Cash Management Top Priority of European, Middle Eastern Execs
The vast majority (95%) of manufacturing executives across Europe and the Middle East say that maintaining a sound balance sheet and improving cash & working capital management are currently top priorities for their business, according to KPMG’s third Business Leaders Survey.
Stephen Cooper, UK head of diversified industrials at KPMG, said: “The global financial crisis has been a wake-up call for many manufacturers. The vast majority have now incorporated a more focused and sustainable approach into their business strategy.
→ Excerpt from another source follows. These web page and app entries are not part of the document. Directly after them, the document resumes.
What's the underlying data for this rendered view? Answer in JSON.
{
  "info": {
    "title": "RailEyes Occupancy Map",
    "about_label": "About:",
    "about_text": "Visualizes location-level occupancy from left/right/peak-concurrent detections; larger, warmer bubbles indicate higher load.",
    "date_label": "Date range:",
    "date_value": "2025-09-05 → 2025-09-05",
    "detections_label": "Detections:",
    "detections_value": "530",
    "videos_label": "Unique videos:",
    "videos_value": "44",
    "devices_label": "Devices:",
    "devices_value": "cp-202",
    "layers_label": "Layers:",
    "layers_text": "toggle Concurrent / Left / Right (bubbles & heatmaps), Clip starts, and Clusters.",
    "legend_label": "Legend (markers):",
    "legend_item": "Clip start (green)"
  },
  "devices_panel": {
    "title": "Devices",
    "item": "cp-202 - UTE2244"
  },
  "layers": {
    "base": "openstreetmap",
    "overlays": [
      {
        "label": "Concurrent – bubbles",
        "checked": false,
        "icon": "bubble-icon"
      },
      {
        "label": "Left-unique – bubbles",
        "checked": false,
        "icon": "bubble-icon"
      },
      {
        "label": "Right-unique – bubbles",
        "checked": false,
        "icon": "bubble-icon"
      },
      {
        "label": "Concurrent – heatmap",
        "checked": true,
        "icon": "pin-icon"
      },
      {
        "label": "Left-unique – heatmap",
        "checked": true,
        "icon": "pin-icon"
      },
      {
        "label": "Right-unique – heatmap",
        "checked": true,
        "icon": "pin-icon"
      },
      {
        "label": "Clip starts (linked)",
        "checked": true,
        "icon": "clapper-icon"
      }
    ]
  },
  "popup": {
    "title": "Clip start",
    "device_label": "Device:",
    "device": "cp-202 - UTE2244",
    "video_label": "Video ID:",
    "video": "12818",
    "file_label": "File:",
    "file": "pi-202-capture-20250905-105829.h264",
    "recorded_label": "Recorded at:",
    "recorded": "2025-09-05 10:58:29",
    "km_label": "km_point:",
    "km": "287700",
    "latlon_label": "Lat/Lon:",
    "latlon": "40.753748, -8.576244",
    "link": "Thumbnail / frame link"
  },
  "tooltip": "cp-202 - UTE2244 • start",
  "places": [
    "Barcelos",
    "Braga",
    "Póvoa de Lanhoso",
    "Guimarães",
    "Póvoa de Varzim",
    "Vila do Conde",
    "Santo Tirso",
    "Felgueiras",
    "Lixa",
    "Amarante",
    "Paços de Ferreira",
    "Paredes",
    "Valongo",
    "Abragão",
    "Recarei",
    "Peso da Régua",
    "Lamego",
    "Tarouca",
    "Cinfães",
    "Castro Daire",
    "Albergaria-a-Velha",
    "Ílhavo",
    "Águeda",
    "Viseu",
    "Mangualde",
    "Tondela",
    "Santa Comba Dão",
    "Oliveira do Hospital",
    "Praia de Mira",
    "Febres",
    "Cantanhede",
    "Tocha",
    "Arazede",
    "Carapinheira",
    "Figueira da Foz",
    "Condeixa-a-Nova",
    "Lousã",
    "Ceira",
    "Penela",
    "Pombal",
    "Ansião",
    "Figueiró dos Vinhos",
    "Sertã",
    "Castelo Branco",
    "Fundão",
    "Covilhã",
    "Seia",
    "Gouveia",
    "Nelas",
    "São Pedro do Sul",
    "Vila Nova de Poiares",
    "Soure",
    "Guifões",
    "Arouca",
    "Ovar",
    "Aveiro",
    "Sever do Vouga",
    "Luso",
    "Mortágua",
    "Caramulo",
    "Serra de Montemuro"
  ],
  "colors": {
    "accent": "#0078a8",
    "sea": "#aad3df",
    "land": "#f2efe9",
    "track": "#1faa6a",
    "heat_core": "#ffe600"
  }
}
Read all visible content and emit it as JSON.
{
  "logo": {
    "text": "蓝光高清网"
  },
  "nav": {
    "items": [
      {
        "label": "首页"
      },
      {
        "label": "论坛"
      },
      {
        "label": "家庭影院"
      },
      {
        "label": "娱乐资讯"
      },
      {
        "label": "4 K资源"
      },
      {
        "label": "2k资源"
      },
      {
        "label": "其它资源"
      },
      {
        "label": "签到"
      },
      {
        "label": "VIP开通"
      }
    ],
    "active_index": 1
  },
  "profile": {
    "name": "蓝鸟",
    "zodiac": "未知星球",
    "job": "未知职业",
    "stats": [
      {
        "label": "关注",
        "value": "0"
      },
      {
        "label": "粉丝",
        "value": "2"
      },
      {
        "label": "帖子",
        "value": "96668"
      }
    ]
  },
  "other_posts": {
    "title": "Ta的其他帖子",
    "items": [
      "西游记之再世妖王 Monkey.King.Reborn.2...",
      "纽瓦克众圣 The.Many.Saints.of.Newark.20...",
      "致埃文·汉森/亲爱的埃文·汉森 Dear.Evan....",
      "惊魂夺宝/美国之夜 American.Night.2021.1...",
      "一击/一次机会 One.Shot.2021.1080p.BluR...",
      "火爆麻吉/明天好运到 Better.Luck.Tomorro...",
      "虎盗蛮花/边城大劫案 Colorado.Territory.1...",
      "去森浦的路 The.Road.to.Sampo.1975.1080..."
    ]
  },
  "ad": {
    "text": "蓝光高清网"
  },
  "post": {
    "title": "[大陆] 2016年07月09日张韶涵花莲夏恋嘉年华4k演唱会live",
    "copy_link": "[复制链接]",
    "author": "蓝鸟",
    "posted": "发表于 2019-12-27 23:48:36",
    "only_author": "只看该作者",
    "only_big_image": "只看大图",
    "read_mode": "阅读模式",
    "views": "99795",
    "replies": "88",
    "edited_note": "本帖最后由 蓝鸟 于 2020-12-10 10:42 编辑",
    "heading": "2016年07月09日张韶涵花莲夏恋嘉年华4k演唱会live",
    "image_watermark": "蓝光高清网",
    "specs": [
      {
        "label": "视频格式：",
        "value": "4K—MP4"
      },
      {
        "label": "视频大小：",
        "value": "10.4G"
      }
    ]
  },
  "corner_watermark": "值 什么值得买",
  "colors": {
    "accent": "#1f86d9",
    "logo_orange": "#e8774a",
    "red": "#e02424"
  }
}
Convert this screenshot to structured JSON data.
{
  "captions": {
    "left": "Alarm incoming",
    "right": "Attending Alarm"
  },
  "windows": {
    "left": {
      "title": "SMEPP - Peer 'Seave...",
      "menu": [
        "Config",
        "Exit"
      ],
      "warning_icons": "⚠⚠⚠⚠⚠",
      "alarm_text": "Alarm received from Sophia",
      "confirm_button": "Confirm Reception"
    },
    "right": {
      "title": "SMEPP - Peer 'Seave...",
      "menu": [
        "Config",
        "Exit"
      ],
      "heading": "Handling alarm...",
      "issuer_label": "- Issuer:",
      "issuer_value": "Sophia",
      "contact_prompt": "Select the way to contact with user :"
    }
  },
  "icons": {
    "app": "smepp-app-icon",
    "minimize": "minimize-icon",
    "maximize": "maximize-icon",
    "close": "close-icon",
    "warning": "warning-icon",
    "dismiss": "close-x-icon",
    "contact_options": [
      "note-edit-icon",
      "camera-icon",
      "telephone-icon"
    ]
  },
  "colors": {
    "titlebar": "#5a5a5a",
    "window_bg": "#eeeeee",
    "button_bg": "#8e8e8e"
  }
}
By doing this, they have reduced their reliance on credit. This means if the economic climate worsens they won’t have to resort to one-off impulsive fixes. Clearly, manufacturers have learnt a valuable lesson in cash management which in today’s volatile climate puts them in a better position than many of their counterparts in other industries to focus on growth and contribute to the UK’s growth plans.”
Aside from improving cash and working capital management, the survey finds that the top priorities for manufacturing businesses in Europe & the Middle East are:
Changing business operations to realise cost efficiencies (42%)
Innovation through product development (35%)
Looking for growth in emerging markets (31%)
Exploiting growth opportunities through successful transactions (28%)
Looking ahead, four-fifths (82%) of manufacturing executives agree that they will need to capitalise on ‘megatrends’ such as emerging markets, efficiency of resources or sustainability. They believe that such activities will better equip them to withstand market challenges such as increased regulation, shortages of raw materials and non-traditional competitive threats from new competition in a changing market environment.
Stephen said: “Despite volatile market conditions, the manufacturing sector is growing. We can see that future growth opportunities are very much on manufacturers’ minds and focus on growth through emerging markets is creeping up the agenda.”
In the long run however innovation through product development is expected to be a key driver for the manufacturing sector. At the moment 43% of manufacturing executives believe that a shift towards the commercialisation of current technologies and products over traditional research and development is expected in the near future.
“The government will need to play its role in this movement if the UK’s manufacturing-base is to benefit from the commercialisation of current technologies. Business-friendly intellectual property laws and targeted incentives will be required if the UK is to become a pioneer in technologically innovative products.”